So I had an interesting thought today.  I think that testing students, just to see what they know, can actually harm their learning.  Here’s my argument.

Let’s start by assuming that we would like students to be responsible able adults. This is not an unreasonable assumption, I’m sure that all parents want this to be true for their children, although we may disagree about the methods to achieve this end.  

Embedded in the meaning of the word "able" is the ability to learn new stuff.  Without this, students will not be able to succeed in a new global economy.  There is lots of evidence which shows that the rate at which knowledge is currently expanding, what is useful to know today, will not necessarily be useful tomorrow.  Changes in the world will require adults to be able to process and digest new information, perhaps even to reinvent themselves.

The word "responsible" in the context of our implies a certain sense of moral reasoning ability but also the ability to take care of one’s self.  In this second context, we can assume that part of taking care of one’s self is ensuring that the skills and things we have learned are relevant because if they are irrelevant, it will be difficult to maintain a decent standard of living.  In order to ensure we have relevant skills, one would have to be in charge of one’s own learning.

So as educators then, as proxies for the parents of the children in our care, as fulfilling our primary responsibility of helping students become responsible able adults, we must provide them opportunities both to learn how to learn and also how to best manage their own learning. We can easily give them many learning experiences, and teach them how to reflect upon their learning so that they are able to learn on their own.  In fact, I would think that schools which are successful do just this, and that many students come out of high school with some ability to master new material on their own.

However, teaching the ability to take responsibility for one’s own learning is not happening at many schools.  How many young adults are able to take mastery of their own learning?  One of the reasons that this happens, I argue, is that students are very rarely, if ever, put in charge of assessing what they know.  This responsibility is the prerogative of the teacher, and the teacher alone.

One of the ways in which we, as teachers, exercise our right to assess students is by giving them tests.  Perhaps students in some courses don’t do tests, maybe they do some other form of assessment, but because they are not in charge of what assessments they do, students will likely fail to learn how to take personal responsibility for their learning.  Every assessment teachers create without student input is a failed opportunity for that student to learn how to assess their own learning.
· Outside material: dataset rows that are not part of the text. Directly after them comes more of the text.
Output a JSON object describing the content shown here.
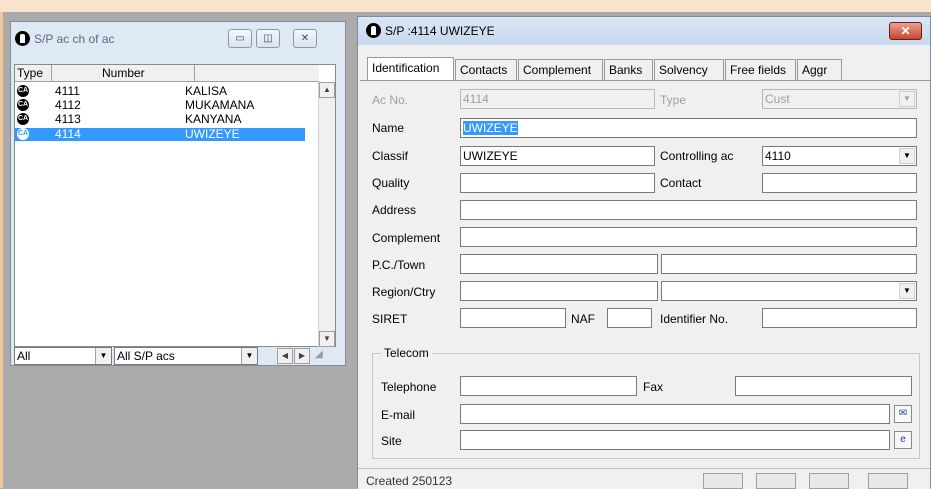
{
  "left_window": {
    "title": "S/P ac ch of ac",
    "controls": {
      "minimize": "▭",
      "restore": "◫",
      "close": "✕"
    },
    "columns": [
      "Type",
      "Number",
      ""
    ],
    "rows": [
      {
        "type": "CA",
        "number": "4111",
        "name": "KALISA"
      },
      {
        "type": "CA",
        "number": "4112",
        "name": "MUKAMANA"
      },
      {
        "type": "CA",
        "number": "4113",
        "name": "KANYANA"
      },
      {
        "type": "CA",
        "number": "4114",
        "name": "UWIZEYE"
      }
    ],
    "filter1": "All",
    "filter2": "All S/P acs"
  },
  "right_window": {
    "title": "S/P :4114 UWIZEYE",
    "close": "✕",
    "tabs": [
      "Identification",
      "Contacts",
      "Complement",
      "Banks",
      "Solvency",
      "Free fields",
      "Aggr"
    ],
    "fields": {
      "ac_no_label": "Ac No.",
      "ac_no": "4114",
      "type_label": "Type",
      "type": "Cust",
      "name_label": "Name",
      "name": "UWIZEYE",
      "classif_label": "Classif",
      "classif": "UWIZEYE",
      "controlling_label": "Controlling ac",
      "controlling": "4110",
      "quality_label": "Quality",
      "quality": "",
      "contact_label": "Contact",
      "contact": "",
      "address_label": "Address",
      "address": "",
      "complement_label": "Complement",
      "complement": "",
      "pc_town_label": "P.C./Town",
      "pc": "",
      "town": "",
      "region_label": "Region/Ctry",
      "region": "",
      "country": "",
      "siret_label": "SIRET",
      "siret": "",
      "naf_label": "NAF",
      "naf": "",
      "identifier_label": "Identifier No.",
      "identifier": ""
    },
    "telecom": {
      "group_label": "Telecom",
      "telephone_label": "Telephone",
      "telephone": "",
      "fax_label": "Fax",
      "fax": "",
      "email_label": "E-mail",
      "email": "",
      "site_label": "Site",
      "site": ""
    },
    "status": {
      "text": "Created 250123"
    }
  }
}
Another way in which we fail to give students the opportunity to be in charge of their own learning is choosing the curriculum they should be covering for them.  As educators, we self-select what we want to learn in many ways.  For example, we choose our professional development sessions, we decide to which conferences we want to go, and we select which books we want to read.  We even decide with which other professionals we want to collaborate.  In fact, if we weren’t allowed to do these things for ourselves, we would (and do) complain bitterly and feel as if our professional judgement was in question.

Students need to be given some of the same freedoms as educators to choose what they learn.  Perhaps initially educators would have a lot of the say in the lower age groups and could model ways in which learning opportunities can be selected, but as children get older they must have more choice about what they learn. Most schools already include some freedom of choice in terms of course selection, but rare is the school that gives complete choice over what students learn to the students.

Both assessing students and choosing curriculum for them create arbitrary boundaries on what students are expected to know and people who are given boundaries will tend to stop at them.  How often have you heard that a student has forgotten what they learned because "they didn’t need to know it anymore"?  Have you had many students come to you after a unit is complete with more questions about that topic, perhaps at a more advanced stage? Why have the students stopped being interested in your unit? The unit is over, so the need and desire to learn more about it is gone.

How can we do our secondary job, which is to ensure that our students learn the skills and content that we want them to learn?  We can start by teaching kids how to assess their learning, how to create rubrics that will demonstrate understanding, how to grade their own assignments, and how to construct assignments, tests, and other assessments, for themselves.  We can model how to construct assessments by giving some of our own we have generated.  We do not have to stop assessing our students, we just need to gradually shift this responsibility from ourselves to them, so that by the time they are ready to leave high school, they are able to reliably determine for themselves if they have learned.